Head Start A to Z Sessions

Each session includes everything needed to get started on your own or facilitate a training with other leaders. Find a description with background information, key messages, outcomes, ideas for planning ahead, and trainer notes. A PowerPoint presentation, video, and handouts also are provided.

Leader’s Role in School Readiness

Review the policies and standards related to school readiness. This session outlines the four strategic steps and overall process for developing school readiness goals. Leaders will learn the relationship between school readiness and program goals, and how the 10 Head Start management systems support them.

Fiscal Management

Explore the role of leadership in overseeing a program’s financial management system. This includes establishing a clear mission and key results, as well as programming. Leaders also are responsible for budgeting, ensuring financial controls, accounting, financial reporting and review, and auditing.

Leader’s Role in Data

Discover the roles that leaders play in fostering the use of data-driven decision-making in their programs. This session actively engages you in understanding the difference between data and information. It also describes the Head Start Program Planning Cycle and shows how the use of data is integrated into and supports that cycle.

More sessions will be added in the coming months. Remember to check back often!

Additional Resources

Care Package

Find tools that encourage leaders to step back and reflect. The resources serve as a reminder and offer tips to help you take care of yourself.

Insights for New Directors

Experienced directors share useful insights based on their experience in this series of short video clips.

Access this Resource

Head Start A to Z was developed by the National Center on Program Management and Fiscal Operations (NCPMFO). Select the link to read the overview and start exploring the sessions:


For more information, contact NCPMFO at or (toll-free) 1-855-763-6647.

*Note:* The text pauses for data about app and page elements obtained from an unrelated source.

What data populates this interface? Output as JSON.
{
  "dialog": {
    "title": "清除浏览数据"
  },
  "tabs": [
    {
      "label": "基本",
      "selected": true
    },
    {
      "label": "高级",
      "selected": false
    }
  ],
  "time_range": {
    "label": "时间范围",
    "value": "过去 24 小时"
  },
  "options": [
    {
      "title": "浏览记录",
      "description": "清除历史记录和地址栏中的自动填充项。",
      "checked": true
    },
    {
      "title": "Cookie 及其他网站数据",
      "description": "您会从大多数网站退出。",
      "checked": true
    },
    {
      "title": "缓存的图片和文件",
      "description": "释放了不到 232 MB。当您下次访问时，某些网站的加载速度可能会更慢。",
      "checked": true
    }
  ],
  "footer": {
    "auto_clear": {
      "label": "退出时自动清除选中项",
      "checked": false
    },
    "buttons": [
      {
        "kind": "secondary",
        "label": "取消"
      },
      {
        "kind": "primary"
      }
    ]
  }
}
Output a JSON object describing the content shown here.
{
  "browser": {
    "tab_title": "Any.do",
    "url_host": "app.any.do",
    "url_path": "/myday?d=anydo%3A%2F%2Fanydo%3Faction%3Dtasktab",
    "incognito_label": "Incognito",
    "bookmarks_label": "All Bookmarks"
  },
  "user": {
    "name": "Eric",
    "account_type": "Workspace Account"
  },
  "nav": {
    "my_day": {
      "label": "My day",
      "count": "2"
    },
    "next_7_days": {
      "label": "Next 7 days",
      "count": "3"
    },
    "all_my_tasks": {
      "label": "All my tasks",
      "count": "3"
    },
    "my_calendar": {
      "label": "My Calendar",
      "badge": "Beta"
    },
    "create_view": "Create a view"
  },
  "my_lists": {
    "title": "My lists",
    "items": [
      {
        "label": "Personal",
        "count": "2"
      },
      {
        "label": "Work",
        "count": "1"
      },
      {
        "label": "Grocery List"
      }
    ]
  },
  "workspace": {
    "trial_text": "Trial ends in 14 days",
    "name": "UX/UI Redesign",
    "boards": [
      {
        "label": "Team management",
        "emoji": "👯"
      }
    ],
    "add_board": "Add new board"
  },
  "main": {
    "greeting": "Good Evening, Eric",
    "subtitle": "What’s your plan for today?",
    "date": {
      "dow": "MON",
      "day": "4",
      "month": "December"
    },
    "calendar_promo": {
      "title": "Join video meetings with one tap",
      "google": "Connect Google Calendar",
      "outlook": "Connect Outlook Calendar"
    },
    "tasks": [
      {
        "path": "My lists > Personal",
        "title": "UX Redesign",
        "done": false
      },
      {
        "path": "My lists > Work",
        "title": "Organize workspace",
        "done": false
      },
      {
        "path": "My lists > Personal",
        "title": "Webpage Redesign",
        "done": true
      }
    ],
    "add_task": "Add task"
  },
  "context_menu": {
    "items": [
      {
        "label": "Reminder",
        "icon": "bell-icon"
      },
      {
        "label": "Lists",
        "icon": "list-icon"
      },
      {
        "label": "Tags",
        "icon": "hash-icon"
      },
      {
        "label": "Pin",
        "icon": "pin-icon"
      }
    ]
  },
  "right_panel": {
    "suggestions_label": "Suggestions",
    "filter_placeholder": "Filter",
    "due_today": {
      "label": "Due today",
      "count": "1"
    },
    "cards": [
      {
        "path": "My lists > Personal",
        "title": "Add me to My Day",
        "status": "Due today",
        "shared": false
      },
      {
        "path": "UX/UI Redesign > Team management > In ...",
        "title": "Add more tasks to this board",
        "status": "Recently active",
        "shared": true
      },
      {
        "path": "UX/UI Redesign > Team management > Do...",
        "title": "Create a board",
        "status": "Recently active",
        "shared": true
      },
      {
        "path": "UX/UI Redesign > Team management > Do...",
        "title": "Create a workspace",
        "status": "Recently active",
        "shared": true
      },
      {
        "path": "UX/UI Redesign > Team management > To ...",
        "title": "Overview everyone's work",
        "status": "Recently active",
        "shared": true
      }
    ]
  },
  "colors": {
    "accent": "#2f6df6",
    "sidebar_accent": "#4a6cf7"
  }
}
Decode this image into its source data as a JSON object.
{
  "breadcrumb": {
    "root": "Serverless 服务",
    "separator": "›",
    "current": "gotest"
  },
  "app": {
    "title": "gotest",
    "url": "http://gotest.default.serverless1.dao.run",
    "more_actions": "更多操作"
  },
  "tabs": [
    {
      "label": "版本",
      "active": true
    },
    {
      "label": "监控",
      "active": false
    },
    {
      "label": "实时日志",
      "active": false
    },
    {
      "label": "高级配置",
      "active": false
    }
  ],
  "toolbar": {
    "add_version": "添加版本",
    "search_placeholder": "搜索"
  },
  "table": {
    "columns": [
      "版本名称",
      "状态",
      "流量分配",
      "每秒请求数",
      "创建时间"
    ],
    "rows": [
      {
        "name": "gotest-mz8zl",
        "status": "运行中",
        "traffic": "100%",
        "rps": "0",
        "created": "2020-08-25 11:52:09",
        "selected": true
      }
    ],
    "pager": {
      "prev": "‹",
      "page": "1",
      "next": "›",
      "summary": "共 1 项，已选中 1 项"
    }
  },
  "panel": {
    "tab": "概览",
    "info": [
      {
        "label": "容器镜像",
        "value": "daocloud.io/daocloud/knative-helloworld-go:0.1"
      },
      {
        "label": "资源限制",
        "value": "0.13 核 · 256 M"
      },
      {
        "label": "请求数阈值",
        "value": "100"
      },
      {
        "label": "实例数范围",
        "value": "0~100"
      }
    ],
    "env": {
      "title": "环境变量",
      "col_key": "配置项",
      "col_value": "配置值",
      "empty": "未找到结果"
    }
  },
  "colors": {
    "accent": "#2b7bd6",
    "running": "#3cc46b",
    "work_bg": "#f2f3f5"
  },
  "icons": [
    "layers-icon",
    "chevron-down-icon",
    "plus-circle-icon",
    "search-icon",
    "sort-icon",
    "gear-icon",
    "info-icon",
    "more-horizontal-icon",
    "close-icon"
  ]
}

Improving Systems, Practices and Outcomes for Young Children with Disabilities and their Families

The ECTA Center shared the current status of developing a system framework for Part C and Section 619 systems on December 6, 2013. The framework is being designed to support states in: analyzing the capacity of their current systems; build quality systems that support implementation of effective practices; and, ultimately, improve child and family outcomes.

Presentation File: Developing a Framework to Build High Quality Part C and Section 619 Systems
Handout: Introduction to the ECTA System Framework
Draft Components: Governance and Finance

Source: The Early Childhood Technical Assistance Center

Available at: